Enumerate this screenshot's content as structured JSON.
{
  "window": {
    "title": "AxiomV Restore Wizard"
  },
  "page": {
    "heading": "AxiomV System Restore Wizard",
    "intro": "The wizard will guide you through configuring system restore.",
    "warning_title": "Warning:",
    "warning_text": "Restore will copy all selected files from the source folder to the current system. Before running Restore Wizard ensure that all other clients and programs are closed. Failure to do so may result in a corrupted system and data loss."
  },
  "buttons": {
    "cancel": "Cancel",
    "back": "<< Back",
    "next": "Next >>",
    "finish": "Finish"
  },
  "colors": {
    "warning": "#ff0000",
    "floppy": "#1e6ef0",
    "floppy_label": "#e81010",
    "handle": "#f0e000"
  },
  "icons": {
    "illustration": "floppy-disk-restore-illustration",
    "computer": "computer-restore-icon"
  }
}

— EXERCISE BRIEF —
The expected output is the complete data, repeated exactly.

— TASK OUTPUT —
Enumerate this screenshot's content as structured JSON.
{
  "window": {
    "title": "AxiomV Restore Wizard"
  },
  "page": {
    "heading": "AxiomV System Restore Wizard",
    "intro": "The wizard will guide you through configuring system restore.",
    "warning_title": "Warning:",
    "warning_text": "Restore will copy all selected files from the source folder to the current system. Before running Restore Wizard ensure that all other clients and programs are closed. Failure to do so may result in a corrupted system and data loss."
  },
  "buttons": {
    "cancel": "Cancel",
    "back": "<< Back",
    "next": "Next >>",
    "finish": "Finish"
  },
  "colors": {
    "warning": "#ff0000",
    "floppy": "#1e6ef0",
    "floppy_label": "#e81010",
    "handle": "#f0e000"
  },
  "icons": {
    "illustration": "floppy-disk-restore-illustration",
    "computer": "computer-restore-icon"
  }
}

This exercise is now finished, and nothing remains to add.